- _TASK BRIEF_
In the data that follows, find each line containing "Microsoft" and copy it.

- _EXERCISE MATERIAL_
◆ ◆ ◆

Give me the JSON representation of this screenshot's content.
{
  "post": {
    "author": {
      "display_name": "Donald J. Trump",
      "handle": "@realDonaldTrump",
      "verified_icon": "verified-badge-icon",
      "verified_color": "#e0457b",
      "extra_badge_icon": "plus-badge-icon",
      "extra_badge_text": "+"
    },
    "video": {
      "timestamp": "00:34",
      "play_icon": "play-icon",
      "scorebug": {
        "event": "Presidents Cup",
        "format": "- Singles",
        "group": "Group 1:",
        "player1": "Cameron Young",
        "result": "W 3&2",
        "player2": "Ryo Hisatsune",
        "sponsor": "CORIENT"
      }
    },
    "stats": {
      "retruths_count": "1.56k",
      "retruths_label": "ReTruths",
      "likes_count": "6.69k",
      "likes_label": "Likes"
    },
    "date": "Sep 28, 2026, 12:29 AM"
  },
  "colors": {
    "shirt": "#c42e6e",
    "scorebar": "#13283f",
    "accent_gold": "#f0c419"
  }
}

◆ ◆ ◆

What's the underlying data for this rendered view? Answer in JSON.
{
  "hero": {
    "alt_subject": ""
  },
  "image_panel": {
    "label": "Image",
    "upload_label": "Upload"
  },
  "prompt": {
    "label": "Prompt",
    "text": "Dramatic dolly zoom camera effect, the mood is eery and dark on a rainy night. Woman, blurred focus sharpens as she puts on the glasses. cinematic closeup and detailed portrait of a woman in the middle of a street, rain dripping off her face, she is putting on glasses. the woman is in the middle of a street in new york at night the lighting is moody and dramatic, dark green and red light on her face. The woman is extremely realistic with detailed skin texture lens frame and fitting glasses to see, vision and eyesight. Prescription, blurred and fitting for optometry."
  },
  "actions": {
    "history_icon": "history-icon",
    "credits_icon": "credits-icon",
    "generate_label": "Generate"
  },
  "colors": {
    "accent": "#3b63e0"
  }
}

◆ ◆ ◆

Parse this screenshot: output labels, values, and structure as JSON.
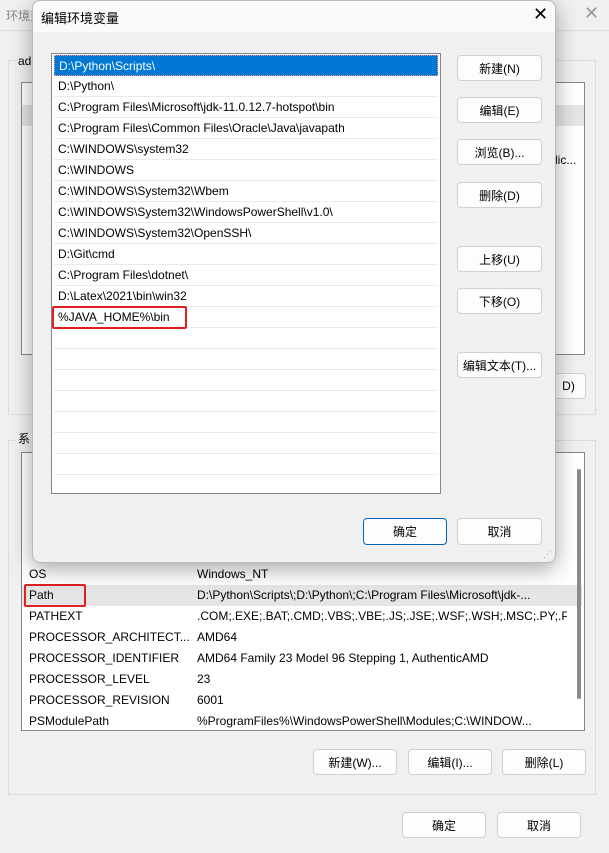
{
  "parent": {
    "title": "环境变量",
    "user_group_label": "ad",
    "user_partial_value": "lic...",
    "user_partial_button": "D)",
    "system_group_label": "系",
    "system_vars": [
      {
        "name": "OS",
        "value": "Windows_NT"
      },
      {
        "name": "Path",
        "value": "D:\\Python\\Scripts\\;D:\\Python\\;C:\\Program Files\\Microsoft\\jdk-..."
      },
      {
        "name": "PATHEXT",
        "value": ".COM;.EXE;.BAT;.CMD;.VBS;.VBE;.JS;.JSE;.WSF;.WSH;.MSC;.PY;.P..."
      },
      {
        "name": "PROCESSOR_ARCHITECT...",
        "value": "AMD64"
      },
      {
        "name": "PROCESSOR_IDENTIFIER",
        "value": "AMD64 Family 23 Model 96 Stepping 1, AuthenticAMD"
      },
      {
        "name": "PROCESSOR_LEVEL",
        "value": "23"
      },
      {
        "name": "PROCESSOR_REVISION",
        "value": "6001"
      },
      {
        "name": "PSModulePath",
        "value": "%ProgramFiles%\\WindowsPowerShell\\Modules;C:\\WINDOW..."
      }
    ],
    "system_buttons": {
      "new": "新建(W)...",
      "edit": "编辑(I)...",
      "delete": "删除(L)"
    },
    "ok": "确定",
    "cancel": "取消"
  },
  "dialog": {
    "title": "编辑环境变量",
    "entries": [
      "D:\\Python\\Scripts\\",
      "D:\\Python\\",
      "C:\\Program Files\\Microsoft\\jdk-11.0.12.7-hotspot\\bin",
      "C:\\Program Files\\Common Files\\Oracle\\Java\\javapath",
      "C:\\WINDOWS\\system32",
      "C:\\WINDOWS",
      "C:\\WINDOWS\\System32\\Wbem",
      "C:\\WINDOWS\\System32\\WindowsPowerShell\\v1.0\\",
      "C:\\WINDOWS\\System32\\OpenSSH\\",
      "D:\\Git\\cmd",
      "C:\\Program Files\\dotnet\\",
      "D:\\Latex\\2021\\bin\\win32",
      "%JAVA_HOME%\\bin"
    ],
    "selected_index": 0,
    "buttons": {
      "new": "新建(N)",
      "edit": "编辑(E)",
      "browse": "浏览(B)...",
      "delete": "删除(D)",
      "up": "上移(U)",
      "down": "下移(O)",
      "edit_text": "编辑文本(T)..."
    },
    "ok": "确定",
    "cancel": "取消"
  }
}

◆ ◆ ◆

- _COMPLETED EXERCISE_
        "value": "D:\\Python\\Scripts\\;D:\\Python\\;C:\\Program Files\\Microsoft\\jdk-..."
      "C:\\Program Files\\Microsoft\\jdk-11.0.12.7-hotspot\\bin",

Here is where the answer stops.